The inauguration of Barack Obama as president of the United States is a momentous event that signals an opportunity for change, says Rashied Omar, a research scholar at Notre Dame’s Kroc Institute for International Peace Studies. But we must not be fooled into thinking change will come automatically.
“Expectations are high that the election of the first black president of the United States represents hope for transforming our world for the better,” he says. “Archbishop Emeritus Desmond Tutu has even compared Obama’s victory to that of the election of Nelson Mandela as the first black president in South Africa in 1994. The question now is: Will Americans realize — as South Africans have had to agonizingly learn to understand and appreciate — that the election of Mandela or Obama was not the change, but rather an opportunity for change?
“The U.S. is facing monumental problems and Obama is operating within the limits of his office and of powerful domestic and foreign interest groups.

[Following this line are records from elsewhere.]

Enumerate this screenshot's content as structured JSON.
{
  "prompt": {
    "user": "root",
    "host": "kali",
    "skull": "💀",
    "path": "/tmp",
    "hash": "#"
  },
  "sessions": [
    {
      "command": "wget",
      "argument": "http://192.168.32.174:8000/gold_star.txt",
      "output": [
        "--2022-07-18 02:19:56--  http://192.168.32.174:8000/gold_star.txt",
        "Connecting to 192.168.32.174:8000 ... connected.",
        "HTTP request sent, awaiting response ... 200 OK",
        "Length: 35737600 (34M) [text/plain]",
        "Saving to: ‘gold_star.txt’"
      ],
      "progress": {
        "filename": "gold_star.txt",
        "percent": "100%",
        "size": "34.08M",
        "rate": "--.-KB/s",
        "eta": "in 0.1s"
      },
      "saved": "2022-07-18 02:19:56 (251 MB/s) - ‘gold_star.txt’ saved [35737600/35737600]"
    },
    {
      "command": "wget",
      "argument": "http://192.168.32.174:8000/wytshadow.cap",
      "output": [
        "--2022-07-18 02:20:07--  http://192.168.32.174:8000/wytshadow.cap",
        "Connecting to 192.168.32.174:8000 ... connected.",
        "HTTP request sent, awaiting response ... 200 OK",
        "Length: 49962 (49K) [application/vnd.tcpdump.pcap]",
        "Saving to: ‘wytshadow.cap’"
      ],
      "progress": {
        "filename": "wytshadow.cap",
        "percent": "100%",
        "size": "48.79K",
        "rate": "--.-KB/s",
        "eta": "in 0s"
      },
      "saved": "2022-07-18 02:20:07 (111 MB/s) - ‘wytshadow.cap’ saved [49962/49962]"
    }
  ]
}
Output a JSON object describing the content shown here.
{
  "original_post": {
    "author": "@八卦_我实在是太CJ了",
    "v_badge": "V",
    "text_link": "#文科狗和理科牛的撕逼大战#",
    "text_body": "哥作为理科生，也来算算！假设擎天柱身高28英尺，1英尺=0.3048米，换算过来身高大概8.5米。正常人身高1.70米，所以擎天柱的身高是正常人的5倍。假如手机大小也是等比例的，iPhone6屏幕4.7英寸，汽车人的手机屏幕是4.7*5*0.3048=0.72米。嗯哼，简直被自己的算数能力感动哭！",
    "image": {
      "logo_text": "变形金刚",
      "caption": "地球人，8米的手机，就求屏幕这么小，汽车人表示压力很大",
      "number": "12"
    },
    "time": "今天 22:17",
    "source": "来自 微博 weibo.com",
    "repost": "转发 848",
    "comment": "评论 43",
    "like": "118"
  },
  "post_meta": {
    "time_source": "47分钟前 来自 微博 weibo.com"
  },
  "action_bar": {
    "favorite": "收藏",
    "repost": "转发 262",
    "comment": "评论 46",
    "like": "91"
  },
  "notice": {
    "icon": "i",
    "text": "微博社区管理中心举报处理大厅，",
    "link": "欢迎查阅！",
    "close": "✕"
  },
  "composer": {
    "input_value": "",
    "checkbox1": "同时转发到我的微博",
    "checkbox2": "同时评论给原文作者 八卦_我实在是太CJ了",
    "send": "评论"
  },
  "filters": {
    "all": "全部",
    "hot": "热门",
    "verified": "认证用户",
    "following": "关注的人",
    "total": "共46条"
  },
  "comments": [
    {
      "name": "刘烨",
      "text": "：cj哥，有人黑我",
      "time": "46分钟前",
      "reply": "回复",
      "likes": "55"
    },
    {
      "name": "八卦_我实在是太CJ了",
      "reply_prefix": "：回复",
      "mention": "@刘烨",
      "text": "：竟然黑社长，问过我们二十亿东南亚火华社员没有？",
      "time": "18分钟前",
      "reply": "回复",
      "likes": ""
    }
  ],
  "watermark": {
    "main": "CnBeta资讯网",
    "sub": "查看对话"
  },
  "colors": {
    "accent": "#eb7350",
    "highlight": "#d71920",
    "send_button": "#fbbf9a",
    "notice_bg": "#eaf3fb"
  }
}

True change will only come if independent civil organizations and strong social movements in the U.S. and abroad hold him and all those in power accountable for their moral and political mandate.
“Obama has inspired a huge and powerful movement in the U.S. and indeed across the world. Will this global social movement now retire, or will it maintain its momentum and continue to pressure the president and other world leaders to fulfill aspirations for a more just and humane world? In his refrain of “Yes We Can!,” Obama has made it clear that he recognizes he cannot bring change on his own. But WE can, together, with his leadership.”
A. Rashied Omar, a citizen of South Africa, is an expert on Islam, religion and violence, interreligious dialogue and peacebuilding, and post-conflict peacebuilding. More about A. Rashied Omar »
Contact: A. Rashied Omar, 574-631-7740, email@example.com